This is as ridiculous as it is offensive. And it is, of course, a lie. In fact, according to the Boston Globe:
"The 2005 amendment that Brown sponsored in the state Senate would have allowed a physician, nurse, or any other employee to deny rape victims an emergency contraceptive if it 'conflicts with a sincerely held religious belief.' The facility would have had to have someone else who could administer the contraceptive or refer the victim to another facility at no additional cost to the patient.
The amendment, which did not pass, was attached to a bill that he ultimately voted for, which required emergency rooms to provide the contraceptives to rape victims."
So, as Allahpundit summarizes, "He wanted a limited religious conscience exemption for ER workers, with no extra financial burden to victims, and when he didn't get it he voted to provide emergency contraception anyway. Translation: Scott Brown hates rape victims."
Pretty unbelievable. And decent people from both parties should denounce the smear.
But it's even more unbelievable because of these two facts:
1. The Senate health-care bill, which Martha Coakley favors, contains an abortion conscience clause.
(3) PROVIDER CONSCIENCE PROTECTIONS. No individual health care provider or
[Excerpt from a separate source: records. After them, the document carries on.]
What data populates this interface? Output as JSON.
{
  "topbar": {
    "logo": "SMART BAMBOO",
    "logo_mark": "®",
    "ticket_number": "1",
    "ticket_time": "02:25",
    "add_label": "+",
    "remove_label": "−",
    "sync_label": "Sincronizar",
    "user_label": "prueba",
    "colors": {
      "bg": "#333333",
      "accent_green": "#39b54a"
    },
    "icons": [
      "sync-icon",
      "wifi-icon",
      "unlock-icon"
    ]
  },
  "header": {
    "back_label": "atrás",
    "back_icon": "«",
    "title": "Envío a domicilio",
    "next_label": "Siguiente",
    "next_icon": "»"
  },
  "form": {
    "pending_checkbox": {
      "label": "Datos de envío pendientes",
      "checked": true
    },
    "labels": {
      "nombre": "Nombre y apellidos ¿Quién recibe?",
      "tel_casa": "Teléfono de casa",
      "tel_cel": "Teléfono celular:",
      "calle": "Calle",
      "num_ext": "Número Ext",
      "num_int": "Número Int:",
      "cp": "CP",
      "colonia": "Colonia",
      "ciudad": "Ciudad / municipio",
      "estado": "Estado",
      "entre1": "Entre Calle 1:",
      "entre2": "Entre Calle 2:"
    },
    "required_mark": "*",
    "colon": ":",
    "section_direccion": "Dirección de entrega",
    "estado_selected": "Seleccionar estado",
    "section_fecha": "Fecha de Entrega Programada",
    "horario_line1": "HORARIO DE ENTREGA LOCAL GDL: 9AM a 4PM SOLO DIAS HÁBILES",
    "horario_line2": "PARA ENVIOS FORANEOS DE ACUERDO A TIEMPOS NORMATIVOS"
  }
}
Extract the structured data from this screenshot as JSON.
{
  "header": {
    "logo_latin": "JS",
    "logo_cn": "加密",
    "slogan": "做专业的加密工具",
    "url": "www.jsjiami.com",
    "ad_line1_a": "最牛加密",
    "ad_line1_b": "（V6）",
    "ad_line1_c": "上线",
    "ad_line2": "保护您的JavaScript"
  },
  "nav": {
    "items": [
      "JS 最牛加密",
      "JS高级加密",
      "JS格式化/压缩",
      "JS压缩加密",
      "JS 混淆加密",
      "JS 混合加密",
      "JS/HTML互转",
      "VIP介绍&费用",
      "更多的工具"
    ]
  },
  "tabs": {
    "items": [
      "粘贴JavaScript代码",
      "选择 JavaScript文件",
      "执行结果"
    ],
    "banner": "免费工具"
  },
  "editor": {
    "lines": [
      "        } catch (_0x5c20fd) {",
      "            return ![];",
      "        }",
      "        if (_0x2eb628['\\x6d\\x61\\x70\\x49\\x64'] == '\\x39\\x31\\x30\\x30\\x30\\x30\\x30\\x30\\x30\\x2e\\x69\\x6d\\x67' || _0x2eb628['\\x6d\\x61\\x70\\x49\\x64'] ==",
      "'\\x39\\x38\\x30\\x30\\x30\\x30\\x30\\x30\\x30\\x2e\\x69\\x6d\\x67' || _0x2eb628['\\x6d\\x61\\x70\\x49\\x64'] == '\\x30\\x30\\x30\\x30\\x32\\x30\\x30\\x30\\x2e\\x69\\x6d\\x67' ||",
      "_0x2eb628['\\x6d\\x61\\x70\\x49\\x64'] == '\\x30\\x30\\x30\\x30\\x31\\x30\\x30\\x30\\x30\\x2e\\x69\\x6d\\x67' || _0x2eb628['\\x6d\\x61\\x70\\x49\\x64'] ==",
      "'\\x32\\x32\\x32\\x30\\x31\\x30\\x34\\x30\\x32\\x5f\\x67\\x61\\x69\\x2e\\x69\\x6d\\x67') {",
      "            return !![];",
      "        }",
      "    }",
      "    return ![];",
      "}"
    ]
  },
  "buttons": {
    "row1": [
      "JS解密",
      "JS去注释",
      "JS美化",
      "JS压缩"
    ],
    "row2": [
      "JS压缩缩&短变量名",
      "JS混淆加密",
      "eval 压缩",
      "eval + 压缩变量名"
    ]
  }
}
health care facility may be discriminated against because of a willingness or an unwillingness, if doing so is contrary to the religious or moral beliefs of the provider or facility, to provide, pay for, provide coverage of, or refer for abortions.
2. And who supported these kind of conscience clauses? Ted Kennedy. In the letter he wrote to Pope Benedict before his death, Kennedy explained, "I believe in a conscience protection for Catholics in the health field and I'll continue to advocate for it as my colleagues in the Senate and I work to develop an overall national health policy that guarantees health care for everyone."
Will President Obama, who'll be in Massachusetts Sunday campaigning for Coakley, associate himself by his silence with these smear tactics? Or will he denounce them?